**What is being asked:** Please print out the entries below unchanged and skip the images.

**Input material:**
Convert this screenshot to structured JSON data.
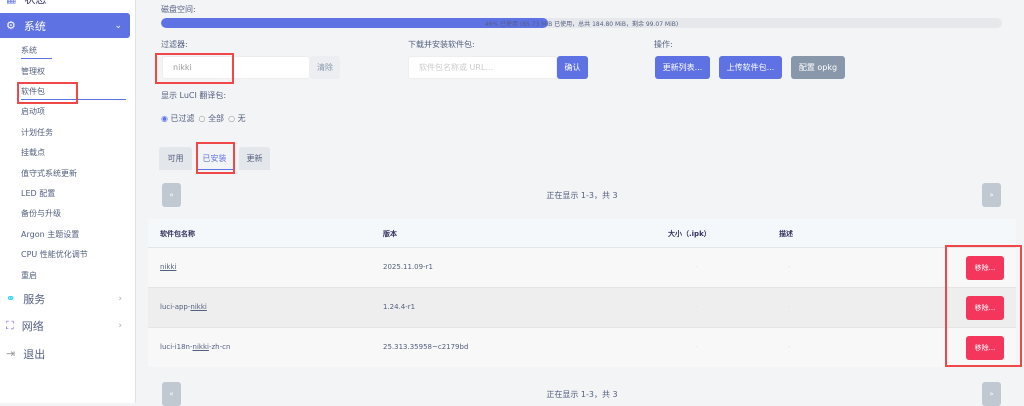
{
  "sidebar": {
    "status": "状态",
    "system": "系统",
    "sub": [
      "系统",
      "管理权",
      "软件包",
      "启动项",
      "计划任务",
      "挂载点",
      "值守式系统更新",
      "LED 配置",
      "备份与升级",
      "Argon 主题设置",
      "CPU 性能优化调节",
      "重启"
    ],
    "services": "服务",
    "network": "网络",
    "logout": "退出"
  },
  "disk": {
    "label": "磁盘空间:",
    "percent": 46,
    "text": "46% 已使用 (85.73 MiB 已使用，总共 184.80 MiB，剩余 99.07 MiB)"
  },
  "filter": {
    "label": "过滤器:",
    "value": "nikki",
    "clear": "清除"
  },
  "download": {
    "label": "下载并安装软件包:",
    "placeholder": "软件包名称或 URL...",
    "confirm": "确认"
  },
  "actions": {
    "label": "操作:",
    "update": "更新列表...",
    "upload": "上传软件包...",
    "config": "配置 opkg"
  },
  "translations": {
    "label": "显示 LuCI 翻译包:",
    "options": [
      "已过滤",
      "全部",
      "无"
    ],
    "selected": "已过滤"
  },
  "tabs": [
    "可用",
    "已安装",
    "更新"
  ],
  "active_tab": "已安装",
  "pager": {
    "prev": "«",
    "next": "»",
    "text": "正在显示 1-3，共 3"
  },
  "table": {
    "headers": [
      "软件包名称",
      "版本",
      "大小（.ipk）",
      "描述"
    ],
    "rows": [
      {
        "name": "nikki",
        "version": "2025.11.09-r1",
        "size": "-",
        "desc": "-",
        "action": "移除..."
      },
      {
        "prefix": "luci-app-",
        "name": "nikki",
        "version": "1.24.4-r1",
        "size": "-",
        "desc": "-",
        "action": "移除..."
      },
      {
        "prefix": "luci-i18n-",
        "name": "nikki",
        "suffix": "-zh-cn",
        "version": "25.313.35958~c2179bd",
        "size": "-",
        "desc": "-",
        "action": "移除..."
      }
    ]
  },
  "colors": {
    "accent": "#5e72e4",
    "danger": "#f5365c",
    "annotation": "#f04848"
  }
}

**Completed task:**
Convert this screenshot to structured JSON data.
{
  "sidebar": {
    "status": "状态",
    "system": "系统",
    "sub": [
      "系统",
      "管理权",
      "软件包",
      "启动项",
      "计划任务",
      "挂载点",
      "值守式系统更新",
      "LED 配置",
      "备份与升级",
      "Argon 主题设置",
      "CPU 性能优化调节",
      "重启"
    ],
    "services": "服务",
    "network": "网络",
    "logout": "退出"
  },
  "disk": {
    "label": "磁盘空间:",
    "percent": 46,
    "text": "46% 已使用 (85.73 MiB 已使用，总共 184.80 MiB，剩余 99.07 MiB)"
  },
  "filter": {
    "label": "过滤器:",
    "value": "nikki",
    "clear": "清除"
  },
  "download": {
    "label": "下载并安装软件包:",
    "placeholder": "软件包名称或 URL...",
    "confirm": "确认"
  },
  "actions": {
    "label": "操作:",
    "update": "更新列表...",
    "upload": "上传软件包...",
    "config": "配置 opkg"
  },
  "translations": {
    "label": "显示 LuCI 翻译包:",
    "options": [
      "已过滤",
      "全部",
      "无"
    ],
    "selected": "已过滤"
  },
  "tabs": [
    "可用",
    "已安装",
    "更新"
  ],
  "active_tab": "已安装",
  "pager": {
    "prev": "«",
    "next": "»",
    "text": "正在显示 1-3，共 3"
  },
  "table": {
    "headers": [
      "软件包名称",
      "版本",
      "大小（.ipk）",
      "描述"
    ],
    "rows": [
      {
        "name": "nikki",
        "version": "2025.11.09-r1",
        "size": "-",
        "desc": "-",
        "action": "移除..."
      },
      {
        "prefix": "luci-app-",
        "name": "nikki",
        "version": "1.24.4-r1",
        "size": "-",
        "desc": "-",
        "action": "移除..."
      },
      {
        "prefix": "luci-i18n-",
        "name": "nikki",
        "suffix": "-zh-cn",
        "version": "25.313.35958~c2179bd",
        "size": "-",
        "desc": "-",
        "action": "移除..."
      }
    ]
  },
  "colors": {
    "accent": "#5e72e4",
    "danger": "#f5365c",
    "annotation": "#f04848"
  }
}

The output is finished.